Monday, June 3, 2013

The Human Division by John Scalzi

 I kept trying to remember what this book reminded me of, and finally it came to me - the Retief books, by Keith Laumer, where Retief of the CDT (Corps Diplomatique Terrestrienne) falls into one odd adventure after another, and constantly solves problems in ways his bosses never expected nor condoned. The novel was originally "serialized" as 99 cent Kindle shorts, then linked together into a broader story, which made it nice to read in small doses when I had ten or fifteen minutes to spare.

It's been so long since I read the Old Man's War series that I'd forgotten where things left off, but if this book takes up from that point, not in a good place for humans. The Colonial Union is estranged from Earth these days, and opposed by the Conclave, an alliance of about four hundred intelligent races from around the galaxy, as well as under attack by some shadowy conspiracy which keeps putting the protagonists of the stories into deep trouble.

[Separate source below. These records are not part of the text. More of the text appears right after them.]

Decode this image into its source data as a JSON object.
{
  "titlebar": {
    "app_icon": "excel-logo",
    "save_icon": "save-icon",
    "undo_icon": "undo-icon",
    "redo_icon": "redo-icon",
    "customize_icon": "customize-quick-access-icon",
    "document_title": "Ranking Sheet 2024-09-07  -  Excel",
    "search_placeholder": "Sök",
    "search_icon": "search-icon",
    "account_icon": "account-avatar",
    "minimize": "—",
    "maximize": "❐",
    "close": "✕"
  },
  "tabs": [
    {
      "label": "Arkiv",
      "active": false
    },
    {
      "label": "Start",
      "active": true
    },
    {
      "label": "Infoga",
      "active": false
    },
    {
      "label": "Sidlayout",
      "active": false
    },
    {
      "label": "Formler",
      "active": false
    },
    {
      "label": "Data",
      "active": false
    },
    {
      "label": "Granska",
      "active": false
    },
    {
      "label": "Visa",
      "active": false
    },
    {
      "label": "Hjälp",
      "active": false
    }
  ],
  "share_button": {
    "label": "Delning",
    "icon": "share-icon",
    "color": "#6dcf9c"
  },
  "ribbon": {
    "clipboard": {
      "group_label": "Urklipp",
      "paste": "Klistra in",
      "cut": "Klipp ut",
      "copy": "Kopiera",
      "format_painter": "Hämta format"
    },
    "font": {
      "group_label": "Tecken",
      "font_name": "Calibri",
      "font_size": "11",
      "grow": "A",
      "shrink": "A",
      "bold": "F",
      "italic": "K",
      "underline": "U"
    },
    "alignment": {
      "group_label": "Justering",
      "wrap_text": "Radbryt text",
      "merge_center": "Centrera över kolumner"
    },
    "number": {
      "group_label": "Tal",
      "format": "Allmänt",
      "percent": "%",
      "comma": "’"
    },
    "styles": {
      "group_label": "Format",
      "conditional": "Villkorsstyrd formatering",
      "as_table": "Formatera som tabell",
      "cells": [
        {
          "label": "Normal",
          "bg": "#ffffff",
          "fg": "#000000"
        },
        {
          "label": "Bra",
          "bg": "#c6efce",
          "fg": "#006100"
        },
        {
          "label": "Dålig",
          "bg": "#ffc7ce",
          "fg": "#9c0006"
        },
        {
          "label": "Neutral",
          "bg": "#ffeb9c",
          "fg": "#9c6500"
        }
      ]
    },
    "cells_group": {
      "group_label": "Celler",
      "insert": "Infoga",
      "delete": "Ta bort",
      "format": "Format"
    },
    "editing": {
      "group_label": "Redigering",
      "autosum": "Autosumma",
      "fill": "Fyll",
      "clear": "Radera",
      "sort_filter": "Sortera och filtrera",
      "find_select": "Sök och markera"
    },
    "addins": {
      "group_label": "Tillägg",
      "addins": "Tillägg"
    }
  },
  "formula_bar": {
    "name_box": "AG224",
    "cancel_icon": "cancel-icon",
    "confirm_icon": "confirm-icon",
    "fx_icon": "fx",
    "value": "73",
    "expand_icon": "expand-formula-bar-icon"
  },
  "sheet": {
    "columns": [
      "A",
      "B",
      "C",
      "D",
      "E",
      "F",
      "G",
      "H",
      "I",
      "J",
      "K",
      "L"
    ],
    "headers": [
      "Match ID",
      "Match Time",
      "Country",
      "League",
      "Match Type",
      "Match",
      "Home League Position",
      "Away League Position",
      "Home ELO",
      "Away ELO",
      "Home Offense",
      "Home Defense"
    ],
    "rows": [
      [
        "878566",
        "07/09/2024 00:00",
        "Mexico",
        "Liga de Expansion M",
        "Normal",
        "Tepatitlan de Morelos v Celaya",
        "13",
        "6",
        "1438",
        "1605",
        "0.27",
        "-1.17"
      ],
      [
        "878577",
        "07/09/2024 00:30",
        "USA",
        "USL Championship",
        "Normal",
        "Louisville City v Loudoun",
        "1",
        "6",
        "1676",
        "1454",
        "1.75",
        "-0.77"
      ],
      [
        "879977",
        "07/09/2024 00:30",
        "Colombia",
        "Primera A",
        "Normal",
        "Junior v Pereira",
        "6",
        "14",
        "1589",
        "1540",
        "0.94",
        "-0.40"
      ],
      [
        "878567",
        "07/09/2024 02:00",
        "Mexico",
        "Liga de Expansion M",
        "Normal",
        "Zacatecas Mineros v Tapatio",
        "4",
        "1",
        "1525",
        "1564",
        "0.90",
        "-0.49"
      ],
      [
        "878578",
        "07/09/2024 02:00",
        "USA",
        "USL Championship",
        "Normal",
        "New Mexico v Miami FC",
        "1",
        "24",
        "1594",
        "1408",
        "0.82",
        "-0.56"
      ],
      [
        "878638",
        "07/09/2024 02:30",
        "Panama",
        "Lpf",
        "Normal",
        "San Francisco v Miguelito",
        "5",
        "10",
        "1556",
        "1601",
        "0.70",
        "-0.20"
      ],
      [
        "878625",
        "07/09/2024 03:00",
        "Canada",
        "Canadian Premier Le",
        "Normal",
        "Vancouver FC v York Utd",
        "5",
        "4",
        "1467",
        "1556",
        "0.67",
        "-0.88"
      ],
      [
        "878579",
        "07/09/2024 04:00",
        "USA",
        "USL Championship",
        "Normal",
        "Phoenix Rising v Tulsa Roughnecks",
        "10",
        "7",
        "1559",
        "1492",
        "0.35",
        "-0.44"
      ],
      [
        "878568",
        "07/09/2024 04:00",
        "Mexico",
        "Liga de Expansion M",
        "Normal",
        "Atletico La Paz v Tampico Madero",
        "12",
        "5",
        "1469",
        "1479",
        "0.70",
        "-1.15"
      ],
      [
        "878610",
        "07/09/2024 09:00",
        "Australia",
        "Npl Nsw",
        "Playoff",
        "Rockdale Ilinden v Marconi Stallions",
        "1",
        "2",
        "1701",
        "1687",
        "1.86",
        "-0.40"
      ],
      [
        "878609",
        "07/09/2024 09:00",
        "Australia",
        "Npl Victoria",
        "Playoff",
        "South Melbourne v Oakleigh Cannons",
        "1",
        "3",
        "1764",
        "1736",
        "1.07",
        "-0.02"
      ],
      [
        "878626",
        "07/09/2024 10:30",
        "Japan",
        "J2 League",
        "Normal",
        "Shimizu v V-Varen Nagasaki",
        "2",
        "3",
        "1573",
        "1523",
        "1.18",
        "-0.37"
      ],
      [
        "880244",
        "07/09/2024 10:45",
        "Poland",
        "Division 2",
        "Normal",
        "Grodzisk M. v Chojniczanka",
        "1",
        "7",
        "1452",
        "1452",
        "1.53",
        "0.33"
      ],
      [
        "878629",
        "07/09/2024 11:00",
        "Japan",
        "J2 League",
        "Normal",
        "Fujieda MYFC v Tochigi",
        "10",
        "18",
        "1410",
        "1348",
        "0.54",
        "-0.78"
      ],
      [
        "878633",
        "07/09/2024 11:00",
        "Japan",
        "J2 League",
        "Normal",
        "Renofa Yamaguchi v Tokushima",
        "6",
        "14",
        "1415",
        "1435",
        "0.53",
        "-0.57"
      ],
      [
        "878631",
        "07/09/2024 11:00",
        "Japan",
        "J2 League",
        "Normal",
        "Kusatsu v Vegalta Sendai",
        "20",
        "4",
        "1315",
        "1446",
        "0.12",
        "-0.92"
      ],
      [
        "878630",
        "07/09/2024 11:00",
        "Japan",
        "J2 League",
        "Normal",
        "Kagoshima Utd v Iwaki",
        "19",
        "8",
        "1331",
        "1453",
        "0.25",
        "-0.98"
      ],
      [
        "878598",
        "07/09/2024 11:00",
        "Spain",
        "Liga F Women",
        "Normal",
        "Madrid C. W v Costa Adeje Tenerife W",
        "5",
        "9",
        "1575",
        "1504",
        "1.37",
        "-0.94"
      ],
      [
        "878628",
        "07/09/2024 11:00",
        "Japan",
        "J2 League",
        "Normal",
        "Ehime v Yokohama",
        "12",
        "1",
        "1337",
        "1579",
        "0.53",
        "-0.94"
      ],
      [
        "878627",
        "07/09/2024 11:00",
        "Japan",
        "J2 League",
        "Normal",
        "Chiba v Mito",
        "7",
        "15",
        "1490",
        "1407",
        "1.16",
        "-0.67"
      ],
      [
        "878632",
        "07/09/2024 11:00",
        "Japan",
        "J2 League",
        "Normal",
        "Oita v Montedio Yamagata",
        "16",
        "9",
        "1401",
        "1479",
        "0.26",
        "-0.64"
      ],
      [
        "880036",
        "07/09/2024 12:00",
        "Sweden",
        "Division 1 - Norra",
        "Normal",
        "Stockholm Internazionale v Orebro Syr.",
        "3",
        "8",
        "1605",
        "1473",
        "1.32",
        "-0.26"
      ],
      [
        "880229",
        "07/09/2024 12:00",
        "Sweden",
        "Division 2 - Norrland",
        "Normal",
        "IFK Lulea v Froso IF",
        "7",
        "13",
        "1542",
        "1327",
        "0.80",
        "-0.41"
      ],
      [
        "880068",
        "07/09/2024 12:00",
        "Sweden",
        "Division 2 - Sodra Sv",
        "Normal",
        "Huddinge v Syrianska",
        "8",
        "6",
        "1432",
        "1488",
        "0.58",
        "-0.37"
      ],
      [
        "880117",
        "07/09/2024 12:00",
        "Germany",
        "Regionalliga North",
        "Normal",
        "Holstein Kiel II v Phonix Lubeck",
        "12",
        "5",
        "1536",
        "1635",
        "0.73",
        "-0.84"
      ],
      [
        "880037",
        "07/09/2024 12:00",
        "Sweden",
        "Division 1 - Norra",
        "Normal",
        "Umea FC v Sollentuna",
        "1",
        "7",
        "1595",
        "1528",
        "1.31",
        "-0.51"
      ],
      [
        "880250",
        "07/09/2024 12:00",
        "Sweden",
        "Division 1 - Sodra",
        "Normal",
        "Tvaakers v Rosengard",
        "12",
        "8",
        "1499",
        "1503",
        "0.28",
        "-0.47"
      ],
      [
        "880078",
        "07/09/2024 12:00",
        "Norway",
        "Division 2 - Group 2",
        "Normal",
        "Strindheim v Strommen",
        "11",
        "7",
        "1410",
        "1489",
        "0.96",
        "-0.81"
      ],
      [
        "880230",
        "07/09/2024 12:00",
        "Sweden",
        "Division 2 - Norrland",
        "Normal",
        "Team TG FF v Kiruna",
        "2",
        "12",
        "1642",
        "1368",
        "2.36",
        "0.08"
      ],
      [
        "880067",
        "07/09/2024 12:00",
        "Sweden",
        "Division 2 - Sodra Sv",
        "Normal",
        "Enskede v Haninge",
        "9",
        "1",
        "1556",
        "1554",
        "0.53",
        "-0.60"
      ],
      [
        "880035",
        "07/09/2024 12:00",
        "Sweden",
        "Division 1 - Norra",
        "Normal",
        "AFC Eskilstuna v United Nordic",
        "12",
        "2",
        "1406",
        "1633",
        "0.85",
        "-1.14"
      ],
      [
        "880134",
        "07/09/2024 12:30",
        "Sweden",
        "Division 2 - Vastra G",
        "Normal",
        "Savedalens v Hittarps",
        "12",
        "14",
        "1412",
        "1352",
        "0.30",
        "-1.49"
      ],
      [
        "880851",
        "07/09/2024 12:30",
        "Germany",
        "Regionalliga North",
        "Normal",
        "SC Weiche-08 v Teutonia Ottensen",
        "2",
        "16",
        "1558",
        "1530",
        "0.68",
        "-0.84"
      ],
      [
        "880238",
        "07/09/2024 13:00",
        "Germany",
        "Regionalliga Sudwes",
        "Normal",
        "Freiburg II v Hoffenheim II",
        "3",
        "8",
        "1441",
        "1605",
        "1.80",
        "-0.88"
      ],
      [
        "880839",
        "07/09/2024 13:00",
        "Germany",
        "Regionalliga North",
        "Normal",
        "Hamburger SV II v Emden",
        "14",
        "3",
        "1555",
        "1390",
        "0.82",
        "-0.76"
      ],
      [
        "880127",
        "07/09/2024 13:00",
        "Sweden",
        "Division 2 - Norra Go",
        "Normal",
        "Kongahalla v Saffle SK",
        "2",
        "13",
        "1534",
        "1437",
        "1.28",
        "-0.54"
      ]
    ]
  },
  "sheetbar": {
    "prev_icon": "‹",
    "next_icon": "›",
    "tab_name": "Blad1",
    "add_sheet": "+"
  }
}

Ambassador Abumwe and her aides are definitely not the A-Team, perhaps not even the C-Team, so they draw the assignments that either no one else wants or which are doomed to failure from the start. Her technical geek, Harry Wilson, is on detached assignment from the Colonial Defense Force, and has a tendency to take a skewed perspective on problems. Her assistant undersecretary gopher flunky, Hart Schmidt, comes from a very powerful family on the colonial world of Phoenix, but prefers to toil in obscurity, where at least he feels like he's making a difference. The captain of the Clarke, the starship they all get around the galaxy in, when they're not getting it destroyed, Sophia Coloma, takes it all in stride.

Fun little vignettes, good dialog, mysterious plots afoot - no happy endings, but it made me smile.

1 comment:

Loni said...

I just read Scalzi's Redshirts and loved it. I've been thinking about picking up this series.